Saved data entries:
- - -

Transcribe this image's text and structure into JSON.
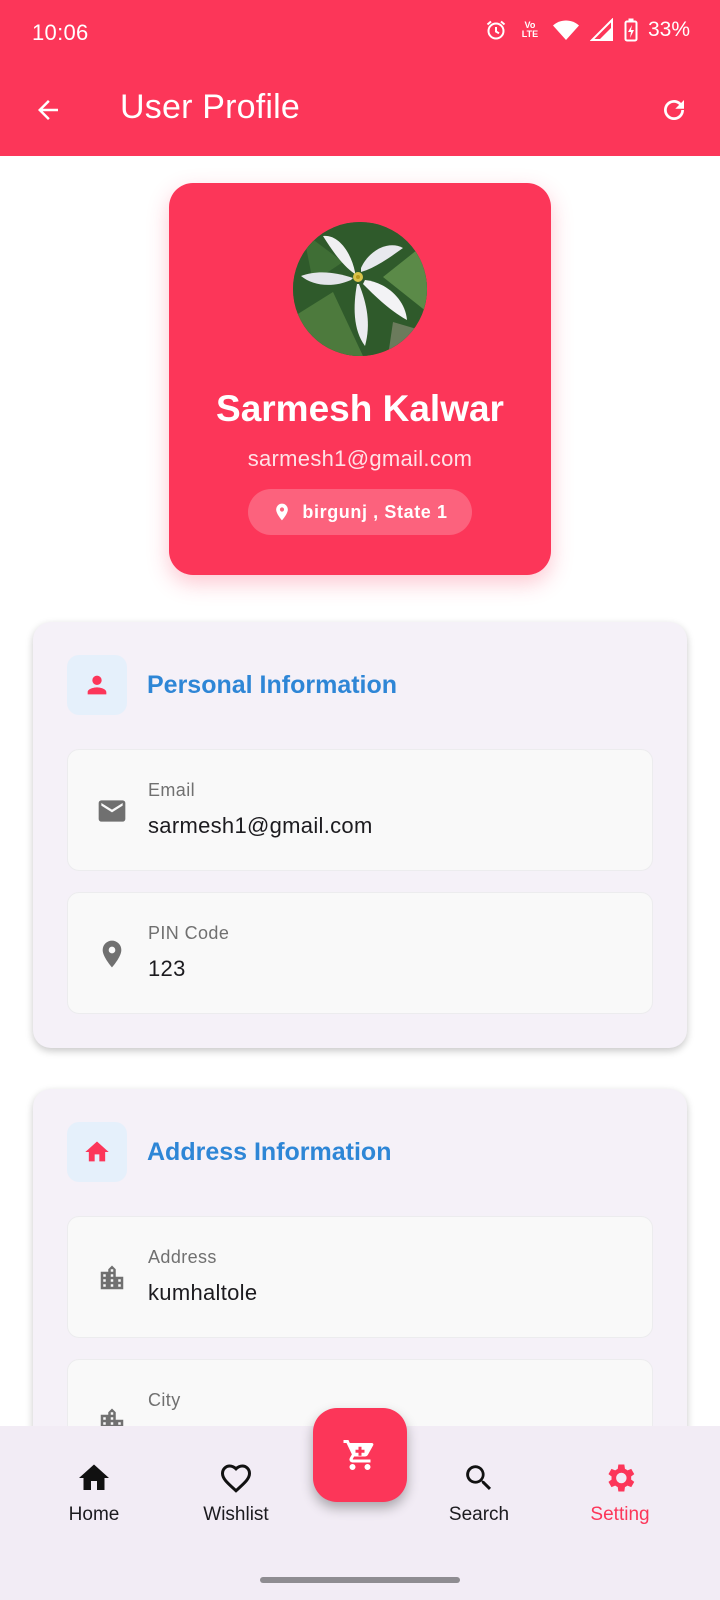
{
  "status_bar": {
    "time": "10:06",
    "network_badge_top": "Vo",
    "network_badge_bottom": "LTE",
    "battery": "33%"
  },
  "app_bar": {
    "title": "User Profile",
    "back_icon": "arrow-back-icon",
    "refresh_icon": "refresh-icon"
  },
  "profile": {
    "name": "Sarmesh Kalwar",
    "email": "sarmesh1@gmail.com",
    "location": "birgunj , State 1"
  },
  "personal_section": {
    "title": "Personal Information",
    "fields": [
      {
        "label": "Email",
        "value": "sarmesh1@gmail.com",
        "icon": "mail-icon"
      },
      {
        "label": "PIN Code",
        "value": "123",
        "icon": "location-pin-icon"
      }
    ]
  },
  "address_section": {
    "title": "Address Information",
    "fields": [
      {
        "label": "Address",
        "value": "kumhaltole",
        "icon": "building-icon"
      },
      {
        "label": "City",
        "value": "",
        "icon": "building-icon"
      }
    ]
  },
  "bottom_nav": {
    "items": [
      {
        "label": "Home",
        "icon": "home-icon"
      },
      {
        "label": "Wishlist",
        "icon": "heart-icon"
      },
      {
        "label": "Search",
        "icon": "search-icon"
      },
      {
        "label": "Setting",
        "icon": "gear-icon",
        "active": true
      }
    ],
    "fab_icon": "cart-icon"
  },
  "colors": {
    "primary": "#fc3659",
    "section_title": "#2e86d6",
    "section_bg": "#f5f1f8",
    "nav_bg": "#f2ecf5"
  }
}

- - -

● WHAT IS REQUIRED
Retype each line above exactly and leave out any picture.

● SOLUTION FOR THIS TASK
Transcribe this image's text and structure into JSON.
{
  "status_bar": {
    "time": "10:06",
    "network_badge_top": "Vo",
    "network_badge_bottom": "LTE",
    "battery": "33%"
  },
  "app_bar": {
    "title": "User Profile",
    "back_icon": "arrow-back-icon",
    "refresh_icon": "refresh-icon"
  },
  "profile": {
    "name": "Sarmesh Kalwar",
    "email": "sarmesh1@gmail.com",
    "location": "birgunj , State 1"
  },
  "personal_section": {
    "title": "Personal Information",
    "fields": [
      {
        "label": "Email",
        "value": "sarmesh1@gmail.com",
        "icon": "mail-icon"
      },
      {
        "label": "PIN Code",
        "value": "123",
        "icon": "location-pin-icon"
      }
    ]
  },
  "address_section": {
    "title": "Address Information",
    "fields": [
      {
        "label": "Address",
        "value": "kumhaltole",
        "icon": "building-icon"
      },
      {
        "label": "City",
        "value": "",
        "icon": "building-icon"
      }
    ]
  },
  "bottom_nav": {
    "items": [
      {
        "label": "Home",
        "icon": "home-icon"
      },
      {
        "label": "Wishlist",
        "icon": "heart-icon"
      },
      {
        "label": "Search",
        "icon": "search-icon"
      },
      {
        "label": "Setting",
        "icon": "gear-icon",
        "active": true
      }
    ],
    "fab_icon": "cart-icon"
  },
  "colors": {
    "primary": "#fc3659",
    "section_title": "#2e86d6",
    "section_bg": "#f5f1f8",
    "nav_bg": "#f2ecf5"
  }
}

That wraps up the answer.